(Beginning of THE INPUT)
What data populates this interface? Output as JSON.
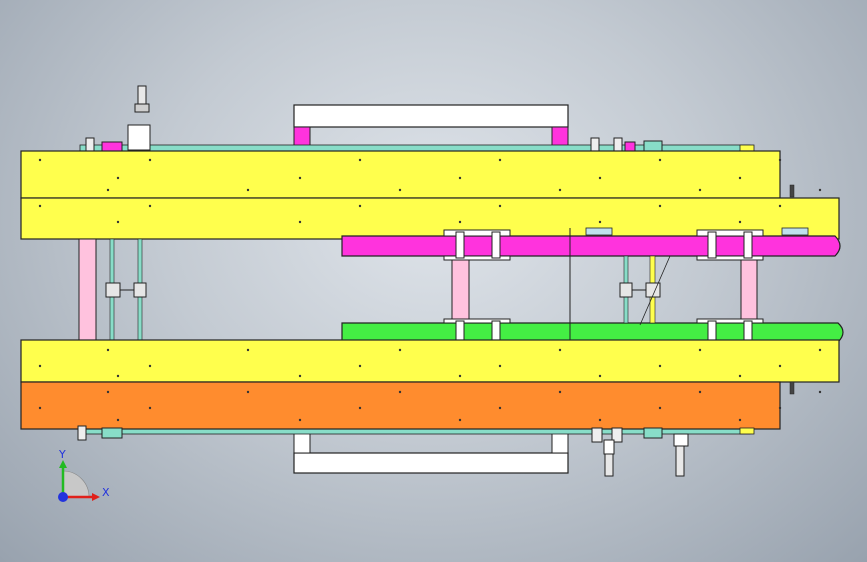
{
  "window": {
    "title": ""
  },
  "colors": {
    "yellow": "#ffff4d",
    "orange": "#ff8c2e",
    "magenta": "#ff33dd",
    "green": "#44ee44",
    "pink": "#ffc2de",
    "cyan": "#88ddc8",
    "white": "#ffffff",
    "axis_x": "#e0201a",
    "axis_y": "#22bb22",
    "axis_z": "#2233dd"
  },
  "triad": {
    "x_label": "X",
    "y_label": "Y",
    "icon": "coordinate-triad-icon"
  }
}
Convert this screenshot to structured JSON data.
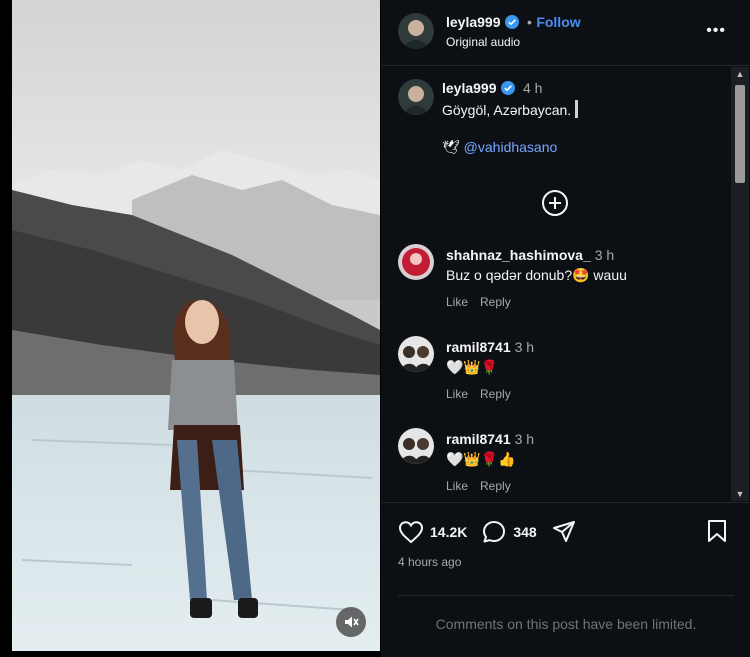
{
  "header": {
    "username": "leyla999",
    "separator": "•",
    "follow_label": "Follow",
    "audio": "Original audio",
    "more_icon": "more-options-icon"
  },
  "caption": {
    "username": "leyla999",
    "time": "4 h",
    "text": "Göygöl, Azərbaycan.",
    "mention_emoji": "🕊",
    "mention": "@vahidhasano"
  },
  "comments": [
    {
      "username": "shahnaz_hashimova_",
      "time": "3 h",
      "text": "Buz o qədər donub?🤩 wauu",
      "like": "Like",
      "reply": "Reply"
    },
    {
      "username": "ramil8741",
      "time": "3 h",
      "text": "🤍👑🌹",
      "like": "Like",
      "reply": "Reply"
    },
    {
      "username": "ramil8741",
      "time": "3 h",
      "text": "🤍👑🌹👍",
      "like": "Like",
      "reply": "Reply"
    }
  ],
  "actions": {
    "likes": "14.2K",
    "comments": "348"
  },
  "timestamp": "4 hours ago",
  "limited_notice": "Comments on this post have been limited.",
  "colors": {
    "panel_bg": "#0c1014",
    "link": "#4a8ef5",
    "verified": "#3897f0"
  }
}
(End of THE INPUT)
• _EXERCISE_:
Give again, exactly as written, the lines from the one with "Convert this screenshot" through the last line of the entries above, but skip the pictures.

• _TASK OUTPUT_:
Convert this screenshot to structured JSON data.
{
  "header": {
    "username": "leyla999",
    "separator": "•",
    "follow_label": "Follow",
    "audio": "Original audio",
    "more_icon": "more-options-icon"
  },
  "caption": {
    "username": "leyla999",
    "time": "4 h",
    "text": "Göygöl, Azərbaycan.",
    "mention_emoji": "🕊",
    "mention": "@vahidhasano"
  },
  "comments": [
    {
      "username": "shahnaz_hashimova_",
      "time": "3 h",
      "text": "Buz o qədər donub?🤩 wauu",
      "like": "Like",
      "reply": "Reply"
    },
    {
      "username": "ramil8741",
      "time": "3 h",
      "text": "🤍👑🌹",
      "like": "Like",
      "reply": "Reply"
    },
    {
      "username": "ramil8741",
      "time": "3 h",
      "text": "🤍👑🌹👍",
      "like": "Like",
      "reply": "Reply"
    }
  ],
  "actions": {
    "likes": "14.2K",
    "comments": "348"
  },
  "timestamp": "4 hours ago",
  "limited_notice": "Comments on this post have been limited.",
  "colors": {
    "panel_bg": "#0c1014",
    "link": "#4a8ef5",
    "verified": "#3897f0"
  }
}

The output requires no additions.